Exercise goal: If a line of the data below contains the string "кота", copy it into your answer.

Dataset entries section start

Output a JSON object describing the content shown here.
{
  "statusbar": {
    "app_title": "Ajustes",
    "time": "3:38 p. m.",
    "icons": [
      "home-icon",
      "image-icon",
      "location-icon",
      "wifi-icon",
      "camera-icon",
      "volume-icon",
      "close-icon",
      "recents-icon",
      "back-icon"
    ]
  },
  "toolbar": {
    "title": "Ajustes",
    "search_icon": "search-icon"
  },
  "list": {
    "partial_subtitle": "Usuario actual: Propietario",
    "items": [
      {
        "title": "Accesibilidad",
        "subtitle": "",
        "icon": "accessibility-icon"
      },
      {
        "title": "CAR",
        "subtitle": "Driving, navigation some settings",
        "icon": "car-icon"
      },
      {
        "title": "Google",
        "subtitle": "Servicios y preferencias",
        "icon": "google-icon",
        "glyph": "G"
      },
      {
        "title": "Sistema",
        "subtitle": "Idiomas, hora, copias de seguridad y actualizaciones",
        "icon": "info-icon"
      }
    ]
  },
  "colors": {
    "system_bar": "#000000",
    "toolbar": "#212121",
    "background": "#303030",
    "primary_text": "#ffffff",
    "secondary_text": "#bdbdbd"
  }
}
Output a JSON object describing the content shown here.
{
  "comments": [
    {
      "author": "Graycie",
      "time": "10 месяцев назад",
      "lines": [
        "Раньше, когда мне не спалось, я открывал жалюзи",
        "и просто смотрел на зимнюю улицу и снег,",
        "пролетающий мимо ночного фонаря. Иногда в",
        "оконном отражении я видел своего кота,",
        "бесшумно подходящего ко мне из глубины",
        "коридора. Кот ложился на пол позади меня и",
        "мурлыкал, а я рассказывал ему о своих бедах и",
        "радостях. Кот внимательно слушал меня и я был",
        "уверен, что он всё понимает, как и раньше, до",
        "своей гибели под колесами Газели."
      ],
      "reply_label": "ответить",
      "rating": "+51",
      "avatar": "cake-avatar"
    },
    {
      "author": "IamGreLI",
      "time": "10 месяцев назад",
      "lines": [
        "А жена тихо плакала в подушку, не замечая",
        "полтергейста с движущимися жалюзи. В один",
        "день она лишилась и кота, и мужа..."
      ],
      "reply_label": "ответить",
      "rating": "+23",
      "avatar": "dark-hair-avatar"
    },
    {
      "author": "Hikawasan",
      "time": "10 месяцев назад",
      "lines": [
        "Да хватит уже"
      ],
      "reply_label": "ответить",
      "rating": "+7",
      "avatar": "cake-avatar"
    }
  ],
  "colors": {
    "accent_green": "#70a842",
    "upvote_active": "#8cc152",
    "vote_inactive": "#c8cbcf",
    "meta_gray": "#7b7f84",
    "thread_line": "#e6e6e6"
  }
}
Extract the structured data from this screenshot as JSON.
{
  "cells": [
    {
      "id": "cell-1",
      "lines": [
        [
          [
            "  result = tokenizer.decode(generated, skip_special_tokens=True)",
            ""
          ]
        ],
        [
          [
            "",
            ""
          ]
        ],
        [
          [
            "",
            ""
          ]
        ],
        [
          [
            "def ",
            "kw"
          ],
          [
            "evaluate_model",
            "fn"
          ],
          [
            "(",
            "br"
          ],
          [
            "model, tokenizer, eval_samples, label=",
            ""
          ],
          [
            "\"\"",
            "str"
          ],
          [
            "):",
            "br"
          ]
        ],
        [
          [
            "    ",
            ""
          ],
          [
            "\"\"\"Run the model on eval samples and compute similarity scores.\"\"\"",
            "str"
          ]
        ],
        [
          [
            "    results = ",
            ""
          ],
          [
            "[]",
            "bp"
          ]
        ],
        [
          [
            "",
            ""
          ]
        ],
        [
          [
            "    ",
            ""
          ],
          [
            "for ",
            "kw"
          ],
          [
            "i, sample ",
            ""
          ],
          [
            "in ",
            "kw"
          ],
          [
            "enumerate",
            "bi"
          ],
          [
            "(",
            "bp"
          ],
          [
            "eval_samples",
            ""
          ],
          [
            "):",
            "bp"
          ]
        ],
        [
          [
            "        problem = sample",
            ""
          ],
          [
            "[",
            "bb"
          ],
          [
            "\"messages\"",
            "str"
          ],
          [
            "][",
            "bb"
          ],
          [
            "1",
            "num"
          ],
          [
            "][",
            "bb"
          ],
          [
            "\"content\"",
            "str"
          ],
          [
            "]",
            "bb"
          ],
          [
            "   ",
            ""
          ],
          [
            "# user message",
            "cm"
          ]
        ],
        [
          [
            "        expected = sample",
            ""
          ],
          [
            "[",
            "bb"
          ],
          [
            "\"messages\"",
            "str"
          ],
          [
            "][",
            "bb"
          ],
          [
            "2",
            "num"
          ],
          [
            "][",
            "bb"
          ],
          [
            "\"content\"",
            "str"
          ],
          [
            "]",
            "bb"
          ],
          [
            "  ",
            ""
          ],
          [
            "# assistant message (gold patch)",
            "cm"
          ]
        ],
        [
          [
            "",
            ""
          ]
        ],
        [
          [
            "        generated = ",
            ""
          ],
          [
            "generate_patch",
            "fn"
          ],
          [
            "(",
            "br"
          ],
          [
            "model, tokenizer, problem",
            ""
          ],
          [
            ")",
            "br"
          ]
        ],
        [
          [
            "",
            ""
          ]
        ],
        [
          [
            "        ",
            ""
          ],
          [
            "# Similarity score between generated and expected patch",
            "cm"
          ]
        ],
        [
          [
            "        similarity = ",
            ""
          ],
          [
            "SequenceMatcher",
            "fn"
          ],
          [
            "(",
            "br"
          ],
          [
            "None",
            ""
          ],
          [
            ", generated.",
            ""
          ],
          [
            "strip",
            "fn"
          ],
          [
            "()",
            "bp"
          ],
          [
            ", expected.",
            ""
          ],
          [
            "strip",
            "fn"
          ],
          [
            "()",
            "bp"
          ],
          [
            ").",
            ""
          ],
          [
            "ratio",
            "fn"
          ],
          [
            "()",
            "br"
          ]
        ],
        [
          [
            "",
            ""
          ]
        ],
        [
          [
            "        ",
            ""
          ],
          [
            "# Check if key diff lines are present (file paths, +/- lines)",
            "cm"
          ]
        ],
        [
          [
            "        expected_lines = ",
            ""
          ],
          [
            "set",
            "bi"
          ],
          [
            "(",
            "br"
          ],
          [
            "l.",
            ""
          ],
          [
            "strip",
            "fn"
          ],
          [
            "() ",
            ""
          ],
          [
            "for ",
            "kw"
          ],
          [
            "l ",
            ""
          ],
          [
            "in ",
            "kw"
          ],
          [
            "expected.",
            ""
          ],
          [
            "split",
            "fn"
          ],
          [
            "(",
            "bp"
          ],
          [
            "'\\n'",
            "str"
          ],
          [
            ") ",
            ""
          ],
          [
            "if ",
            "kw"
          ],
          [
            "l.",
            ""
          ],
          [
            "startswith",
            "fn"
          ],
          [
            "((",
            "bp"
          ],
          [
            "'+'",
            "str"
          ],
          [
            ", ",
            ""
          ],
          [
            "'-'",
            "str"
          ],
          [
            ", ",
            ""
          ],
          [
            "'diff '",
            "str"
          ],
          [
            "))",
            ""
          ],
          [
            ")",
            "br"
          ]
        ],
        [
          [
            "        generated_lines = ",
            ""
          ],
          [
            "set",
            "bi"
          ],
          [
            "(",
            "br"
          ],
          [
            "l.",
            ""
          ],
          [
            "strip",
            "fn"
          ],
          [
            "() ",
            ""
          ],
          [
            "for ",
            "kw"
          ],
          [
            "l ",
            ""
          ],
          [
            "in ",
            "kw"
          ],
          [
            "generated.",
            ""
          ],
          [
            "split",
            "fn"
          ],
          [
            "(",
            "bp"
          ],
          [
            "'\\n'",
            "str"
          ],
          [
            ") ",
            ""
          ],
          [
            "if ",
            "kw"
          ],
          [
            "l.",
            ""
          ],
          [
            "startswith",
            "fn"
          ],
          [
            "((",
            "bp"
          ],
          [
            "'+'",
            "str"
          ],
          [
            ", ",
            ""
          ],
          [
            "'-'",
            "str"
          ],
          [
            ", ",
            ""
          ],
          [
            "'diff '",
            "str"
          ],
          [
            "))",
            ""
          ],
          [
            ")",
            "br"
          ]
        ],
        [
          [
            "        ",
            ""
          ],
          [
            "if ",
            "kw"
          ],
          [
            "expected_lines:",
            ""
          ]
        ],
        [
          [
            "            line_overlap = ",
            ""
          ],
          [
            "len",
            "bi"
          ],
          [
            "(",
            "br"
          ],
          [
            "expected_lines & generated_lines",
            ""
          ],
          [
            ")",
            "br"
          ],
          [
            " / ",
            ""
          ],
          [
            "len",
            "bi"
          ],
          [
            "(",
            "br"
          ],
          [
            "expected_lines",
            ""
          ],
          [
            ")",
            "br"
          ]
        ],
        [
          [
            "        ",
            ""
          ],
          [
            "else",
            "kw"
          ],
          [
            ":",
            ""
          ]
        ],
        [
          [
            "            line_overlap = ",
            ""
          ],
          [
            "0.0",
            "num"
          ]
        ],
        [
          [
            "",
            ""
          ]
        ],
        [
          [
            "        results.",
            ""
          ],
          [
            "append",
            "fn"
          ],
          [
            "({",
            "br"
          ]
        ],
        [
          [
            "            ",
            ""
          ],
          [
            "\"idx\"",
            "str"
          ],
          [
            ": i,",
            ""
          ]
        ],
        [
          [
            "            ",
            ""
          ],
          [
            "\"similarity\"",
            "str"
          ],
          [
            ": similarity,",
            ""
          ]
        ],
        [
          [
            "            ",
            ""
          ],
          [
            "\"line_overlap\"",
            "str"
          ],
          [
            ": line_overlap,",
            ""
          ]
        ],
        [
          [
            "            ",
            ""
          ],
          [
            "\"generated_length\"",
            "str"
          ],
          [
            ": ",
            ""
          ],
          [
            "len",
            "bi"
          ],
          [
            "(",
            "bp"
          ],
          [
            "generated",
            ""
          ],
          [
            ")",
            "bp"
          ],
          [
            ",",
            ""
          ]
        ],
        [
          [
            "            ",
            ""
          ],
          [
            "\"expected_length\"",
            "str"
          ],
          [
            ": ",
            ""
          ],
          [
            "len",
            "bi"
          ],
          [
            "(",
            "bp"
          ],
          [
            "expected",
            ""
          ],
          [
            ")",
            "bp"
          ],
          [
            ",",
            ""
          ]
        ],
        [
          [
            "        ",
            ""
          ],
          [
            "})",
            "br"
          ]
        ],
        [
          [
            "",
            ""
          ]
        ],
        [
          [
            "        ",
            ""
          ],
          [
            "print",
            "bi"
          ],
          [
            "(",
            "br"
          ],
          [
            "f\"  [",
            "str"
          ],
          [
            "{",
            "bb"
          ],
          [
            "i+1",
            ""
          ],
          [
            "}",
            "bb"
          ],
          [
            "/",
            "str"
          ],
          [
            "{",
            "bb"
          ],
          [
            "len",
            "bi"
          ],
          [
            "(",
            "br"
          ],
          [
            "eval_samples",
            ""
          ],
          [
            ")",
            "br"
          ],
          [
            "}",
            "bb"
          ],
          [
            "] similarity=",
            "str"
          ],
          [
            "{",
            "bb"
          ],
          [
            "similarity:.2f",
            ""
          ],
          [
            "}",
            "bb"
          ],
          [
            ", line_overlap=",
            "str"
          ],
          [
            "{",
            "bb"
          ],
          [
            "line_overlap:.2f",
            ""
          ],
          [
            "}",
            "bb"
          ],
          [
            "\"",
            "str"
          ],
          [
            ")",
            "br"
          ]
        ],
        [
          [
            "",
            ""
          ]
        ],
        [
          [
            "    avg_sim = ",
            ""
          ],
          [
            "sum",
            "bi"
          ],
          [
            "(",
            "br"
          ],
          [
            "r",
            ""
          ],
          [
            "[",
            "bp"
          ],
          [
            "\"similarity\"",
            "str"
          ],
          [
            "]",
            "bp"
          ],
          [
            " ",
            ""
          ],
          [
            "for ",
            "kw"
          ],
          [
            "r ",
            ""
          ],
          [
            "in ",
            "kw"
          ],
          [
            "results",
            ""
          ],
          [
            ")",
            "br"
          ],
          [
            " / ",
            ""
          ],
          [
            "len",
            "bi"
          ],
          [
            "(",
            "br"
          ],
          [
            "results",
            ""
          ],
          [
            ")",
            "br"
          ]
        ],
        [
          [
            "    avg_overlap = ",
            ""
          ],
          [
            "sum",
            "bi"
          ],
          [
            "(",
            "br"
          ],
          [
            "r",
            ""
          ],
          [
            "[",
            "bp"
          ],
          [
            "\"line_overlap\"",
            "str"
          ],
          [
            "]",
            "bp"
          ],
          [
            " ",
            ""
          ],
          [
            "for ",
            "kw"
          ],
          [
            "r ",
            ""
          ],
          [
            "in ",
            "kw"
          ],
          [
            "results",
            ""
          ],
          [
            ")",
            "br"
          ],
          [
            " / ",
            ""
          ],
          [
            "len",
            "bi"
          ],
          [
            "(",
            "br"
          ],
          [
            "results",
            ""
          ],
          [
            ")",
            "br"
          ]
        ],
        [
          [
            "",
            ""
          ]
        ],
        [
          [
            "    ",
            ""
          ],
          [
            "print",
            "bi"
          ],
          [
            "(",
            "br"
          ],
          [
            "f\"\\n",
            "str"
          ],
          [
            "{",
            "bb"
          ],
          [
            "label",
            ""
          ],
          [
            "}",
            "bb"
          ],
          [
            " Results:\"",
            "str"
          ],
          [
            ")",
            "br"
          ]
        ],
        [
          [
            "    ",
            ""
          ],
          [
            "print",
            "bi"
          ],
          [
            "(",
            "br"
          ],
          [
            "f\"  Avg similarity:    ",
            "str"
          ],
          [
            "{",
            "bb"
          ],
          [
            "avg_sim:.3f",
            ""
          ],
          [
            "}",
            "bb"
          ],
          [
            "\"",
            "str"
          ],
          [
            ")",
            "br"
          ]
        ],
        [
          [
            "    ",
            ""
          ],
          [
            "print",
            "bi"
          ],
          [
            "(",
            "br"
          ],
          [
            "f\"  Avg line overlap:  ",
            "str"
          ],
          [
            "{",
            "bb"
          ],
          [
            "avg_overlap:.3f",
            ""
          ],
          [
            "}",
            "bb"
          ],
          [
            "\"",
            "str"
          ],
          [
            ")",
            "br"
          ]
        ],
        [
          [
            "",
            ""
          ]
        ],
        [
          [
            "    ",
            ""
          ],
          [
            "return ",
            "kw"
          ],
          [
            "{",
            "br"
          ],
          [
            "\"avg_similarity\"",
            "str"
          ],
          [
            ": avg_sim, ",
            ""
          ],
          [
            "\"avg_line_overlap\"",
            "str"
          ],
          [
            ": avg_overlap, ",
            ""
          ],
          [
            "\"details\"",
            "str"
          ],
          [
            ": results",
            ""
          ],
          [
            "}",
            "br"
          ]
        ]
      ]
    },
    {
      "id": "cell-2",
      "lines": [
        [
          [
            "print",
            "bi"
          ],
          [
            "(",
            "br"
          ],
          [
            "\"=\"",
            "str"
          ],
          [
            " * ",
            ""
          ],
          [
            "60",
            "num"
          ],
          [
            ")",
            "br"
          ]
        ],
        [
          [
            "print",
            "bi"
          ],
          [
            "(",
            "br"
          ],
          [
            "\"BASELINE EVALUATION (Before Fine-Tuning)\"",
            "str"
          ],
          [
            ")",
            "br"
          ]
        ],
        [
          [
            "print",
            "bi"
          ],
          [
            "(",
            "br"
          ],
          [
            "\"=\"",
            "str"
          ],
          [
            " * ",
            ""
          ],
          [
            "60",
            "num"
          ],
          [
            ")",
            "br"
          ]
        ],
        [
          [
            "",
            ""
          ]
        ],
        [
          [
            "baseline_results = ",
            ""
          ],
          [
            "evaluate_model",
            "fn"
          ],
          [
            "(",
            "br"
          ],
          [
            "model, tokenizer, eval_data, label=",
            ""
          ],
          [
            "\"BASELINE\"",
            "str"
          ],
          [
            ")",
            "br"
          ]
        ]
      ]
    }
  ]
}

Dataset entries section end

Response:
        "оконном отражении я видел своего кота,",
        "день она лишилась и кота, и мужа..."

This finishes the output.